> **WHAT YOU ARE ASKED TO DO**
Copy out each line of the material in which the word "Apply" appears.

> **DATASET RECORDS**
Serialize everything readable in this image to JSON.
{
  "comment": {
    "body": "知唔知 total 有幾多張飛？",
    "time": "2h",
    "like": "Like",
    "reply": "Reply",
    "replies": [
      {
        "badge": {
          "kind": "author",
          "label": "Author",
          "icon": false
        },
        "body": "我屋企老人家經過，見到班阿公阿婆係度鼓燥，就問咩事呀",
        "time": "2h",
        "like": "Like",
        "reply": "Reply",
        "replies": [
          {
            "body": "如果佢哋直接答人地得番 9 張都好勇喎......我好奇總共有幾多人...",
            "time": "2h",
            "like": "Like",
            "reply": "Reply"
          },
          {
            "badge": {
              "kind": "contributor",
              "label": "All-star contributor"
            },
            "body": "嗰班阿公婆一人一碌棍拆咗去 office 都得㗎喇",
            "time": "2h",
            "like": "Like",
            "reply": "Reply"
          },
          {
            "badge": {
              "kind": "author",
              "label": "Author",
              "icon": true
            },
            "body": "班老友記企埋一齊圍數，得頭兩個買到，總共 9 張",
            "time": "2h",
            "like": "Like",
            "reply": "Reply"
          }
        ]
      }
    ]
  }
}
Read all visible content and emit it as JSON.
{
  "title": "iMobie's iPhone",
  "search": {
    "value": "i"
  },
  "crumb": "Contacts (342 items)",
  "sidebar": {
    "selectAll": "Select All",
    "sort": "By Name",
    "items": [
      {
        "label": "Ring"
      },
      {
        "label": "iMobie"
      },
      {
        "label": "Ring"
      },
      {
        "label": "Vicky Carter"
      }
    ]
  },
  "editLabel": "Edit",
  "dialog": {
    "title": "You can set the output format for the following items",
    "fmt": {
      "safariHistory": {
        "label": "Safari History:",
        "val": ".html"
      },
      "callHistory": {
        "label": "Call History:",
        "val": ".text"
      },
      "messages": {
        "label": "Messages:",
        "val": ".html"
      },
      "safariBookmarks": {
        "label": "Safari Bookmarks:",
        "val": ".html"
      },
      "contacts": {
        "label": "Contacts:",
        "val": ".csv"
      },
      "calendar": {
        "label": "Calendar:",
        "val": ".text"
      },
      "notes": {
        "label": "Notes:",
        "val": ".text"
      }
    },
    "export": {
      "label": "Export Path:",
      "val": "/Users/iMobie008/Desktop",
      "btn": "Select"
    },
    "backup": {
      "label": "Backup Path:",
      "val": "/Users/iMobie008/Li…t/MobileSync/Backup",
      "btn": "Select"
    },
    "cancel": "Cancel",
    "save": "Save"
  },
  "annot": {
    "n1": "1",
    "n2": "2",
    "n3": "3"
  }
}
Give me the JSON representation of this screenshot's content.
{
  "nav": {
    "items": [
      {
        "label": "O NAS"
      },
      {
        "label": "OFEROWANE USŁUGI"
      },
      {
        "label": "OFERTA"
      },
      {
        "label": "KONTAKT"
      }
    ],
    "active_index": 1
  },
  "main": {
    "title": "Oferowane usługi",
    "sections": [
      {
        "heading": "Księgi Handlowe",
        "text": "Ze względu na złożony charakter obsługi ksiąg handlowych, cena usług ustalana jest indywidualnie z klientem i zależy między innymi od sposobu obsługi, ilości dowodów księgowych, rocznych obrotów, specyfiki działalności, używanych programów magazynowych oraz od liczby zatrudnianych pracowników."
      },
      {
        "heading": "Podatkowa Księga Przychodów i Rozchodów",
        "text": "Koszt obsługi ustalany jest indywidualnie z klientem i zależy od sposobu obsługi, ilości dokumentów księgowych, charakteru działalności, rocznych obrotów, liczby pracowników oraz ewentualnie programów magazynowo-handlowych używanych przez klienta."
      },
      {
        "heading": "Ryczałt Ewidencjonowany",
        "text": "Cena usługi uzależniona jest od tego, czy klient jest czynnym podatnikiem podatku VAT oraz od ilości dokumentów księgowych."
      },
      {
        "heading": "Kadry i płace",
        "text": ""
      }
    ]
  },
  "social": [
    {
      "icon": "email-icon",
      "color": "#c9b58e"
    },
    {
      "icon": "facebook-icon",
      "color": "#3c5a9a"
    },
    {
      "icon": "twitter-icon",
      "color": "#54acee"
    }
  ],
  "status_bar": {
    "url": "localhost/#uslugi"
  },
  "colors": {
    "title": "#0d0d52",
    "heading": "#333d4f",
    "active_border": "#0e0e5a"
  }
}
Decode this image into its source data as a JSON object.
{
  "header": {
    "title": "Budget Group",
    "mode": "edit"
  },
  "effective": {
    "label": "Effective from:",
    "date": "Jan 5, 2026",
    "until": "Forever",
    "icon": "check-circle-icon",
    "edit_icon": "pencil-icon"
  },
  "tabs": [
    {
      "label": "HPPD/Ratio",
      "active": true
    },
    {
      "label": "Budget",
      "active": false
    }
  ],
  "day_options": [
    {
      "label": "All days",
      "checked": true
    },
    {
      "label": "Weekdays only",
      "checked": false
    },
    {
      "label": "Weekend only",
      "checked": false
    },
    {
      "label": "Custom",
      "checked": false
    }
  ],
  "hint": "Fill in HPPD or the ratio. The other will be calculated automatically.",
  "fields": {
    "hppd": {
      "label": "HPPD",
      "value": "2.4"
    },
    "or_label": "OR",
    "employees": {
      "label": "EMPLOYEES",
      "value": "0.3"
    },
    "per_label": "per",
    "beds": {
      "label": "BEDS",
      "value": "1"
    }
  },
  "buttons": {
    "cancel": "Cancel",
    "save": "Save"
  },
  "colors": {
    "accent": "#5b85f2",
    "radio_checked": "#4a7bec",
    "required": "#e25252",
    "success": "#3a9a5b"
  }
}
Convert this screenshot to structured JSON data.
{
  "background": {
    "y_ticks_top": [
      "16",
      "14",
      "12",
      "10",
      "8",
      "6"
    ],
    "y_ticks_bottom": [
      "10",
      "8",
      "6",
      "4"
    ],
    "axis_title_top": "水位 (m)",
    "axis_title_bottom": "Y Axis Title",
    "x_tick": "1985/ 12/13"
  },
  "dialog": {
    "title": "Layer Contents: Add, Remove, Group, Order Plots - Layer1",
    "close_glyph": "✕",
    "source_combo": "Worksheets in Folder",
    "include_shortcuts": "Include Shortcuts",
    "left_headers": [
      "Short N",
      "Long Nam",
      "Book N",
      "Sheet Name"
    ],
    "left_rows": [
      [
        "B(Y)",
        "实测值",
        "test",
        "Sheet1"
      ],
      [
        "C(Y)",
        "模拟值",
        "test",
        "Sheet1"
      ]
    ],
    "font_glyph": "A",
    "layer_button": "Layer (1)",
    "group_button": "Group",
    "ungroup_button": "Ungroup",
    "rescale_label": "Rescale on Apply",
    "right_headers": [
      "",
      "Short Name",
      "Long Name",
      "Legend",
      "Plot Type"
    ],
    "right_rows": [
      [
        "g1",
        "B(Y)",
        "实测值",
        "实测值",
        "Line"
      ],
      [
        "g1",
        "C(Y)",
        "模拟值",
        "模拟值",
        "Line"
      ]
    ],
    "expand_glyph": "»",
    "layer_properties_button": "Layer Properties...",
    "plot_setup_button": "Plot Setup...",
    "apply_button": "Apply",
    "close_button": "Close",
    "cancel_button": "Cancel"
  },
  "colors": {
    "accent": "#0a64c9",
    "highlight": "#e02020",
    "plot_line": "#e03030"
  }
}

> **SOLUTION FOR THIS PROBLEM**
    "rescale_label": "Rescale on Apply",
    "apply_button": "Apply",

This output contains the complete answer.